Work required: Count every line below containing "ezproxy"; state the number only.
(Beginning of Data to examine)
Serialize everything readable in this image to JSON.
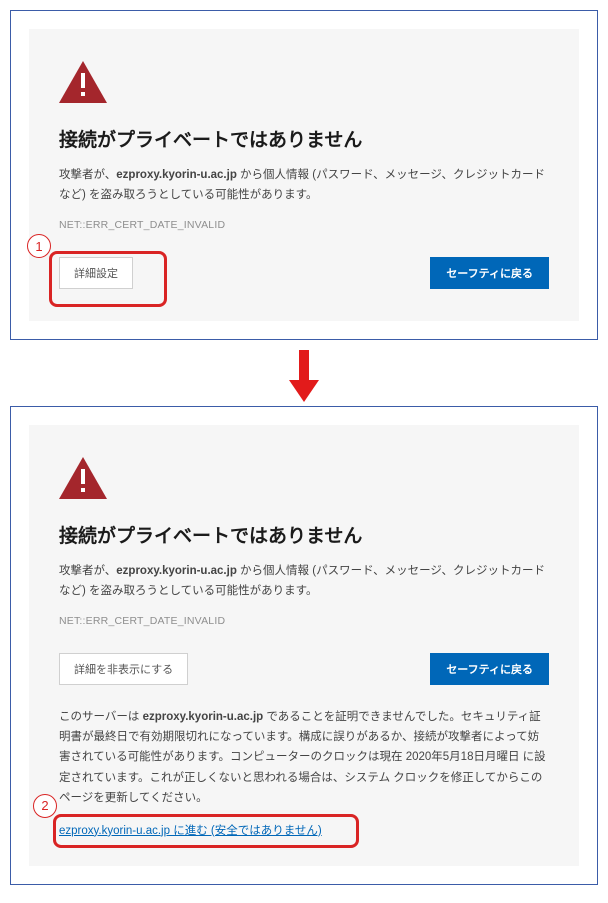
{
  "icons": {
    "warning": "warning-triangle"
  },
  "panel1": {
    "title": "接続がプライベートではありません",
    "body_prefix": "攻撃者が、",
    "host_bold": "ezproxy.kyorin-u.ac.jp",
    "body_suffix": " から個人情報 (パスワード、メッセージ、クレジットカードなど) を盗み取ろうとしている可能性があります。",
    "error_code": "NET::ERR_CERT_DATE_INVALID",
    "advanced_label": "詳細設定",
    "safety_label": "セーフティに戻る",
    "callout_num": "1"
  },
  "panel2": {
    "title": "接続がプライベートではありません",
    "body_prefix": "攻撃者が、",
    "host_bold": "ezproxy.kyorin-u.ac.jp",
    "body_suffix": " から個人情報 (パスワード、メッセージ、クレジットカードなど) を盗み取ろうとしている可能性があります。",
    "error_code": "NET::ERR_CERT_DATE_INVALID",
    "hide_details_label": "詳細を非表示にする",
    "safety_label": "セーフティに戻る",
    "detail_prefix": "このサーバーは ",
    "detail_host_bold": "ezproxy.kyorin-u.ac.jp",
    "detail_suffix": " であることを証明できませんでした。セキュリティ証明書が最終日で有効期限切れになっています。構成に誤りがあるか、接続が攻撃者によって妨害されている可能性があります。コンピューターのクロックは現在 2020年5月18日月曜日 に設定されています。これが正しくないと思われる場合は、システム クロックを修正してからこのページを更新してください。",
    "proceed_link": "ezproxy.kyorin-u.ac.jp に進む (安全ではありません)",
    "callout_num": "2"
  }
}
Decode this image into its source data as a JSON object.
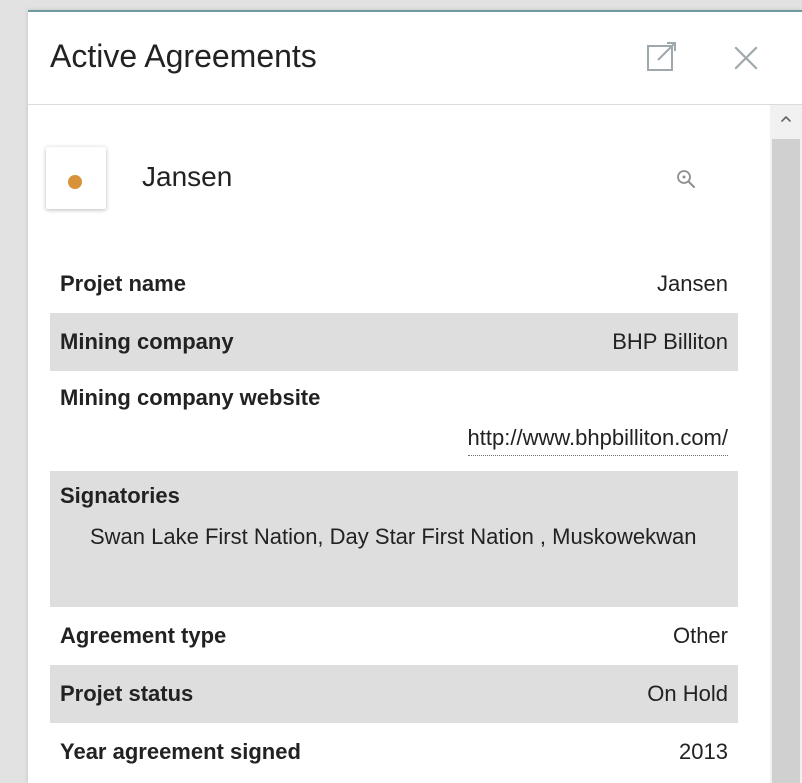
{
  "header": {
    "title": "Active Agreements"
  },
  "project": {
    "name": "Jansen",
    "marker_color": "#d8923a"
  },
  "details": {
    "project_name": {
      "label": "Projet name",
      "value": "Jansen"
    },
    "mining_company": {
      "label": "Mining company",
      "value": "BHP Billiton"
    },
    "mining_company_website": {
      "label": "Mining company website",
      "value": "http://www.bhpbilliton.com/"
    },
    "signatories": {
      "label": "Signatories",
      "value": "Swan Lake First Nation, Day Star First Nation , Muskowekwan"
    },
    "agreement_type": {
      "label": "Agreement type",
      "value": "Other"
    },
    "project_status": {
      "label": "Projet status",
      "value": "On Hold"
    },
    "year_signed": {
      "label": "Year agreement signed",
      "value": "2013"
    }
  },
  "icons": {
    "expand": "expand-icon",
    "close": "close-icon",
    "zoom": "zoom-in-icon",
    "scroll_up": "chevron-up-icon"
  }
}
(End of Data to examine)
Solution for this problem: 4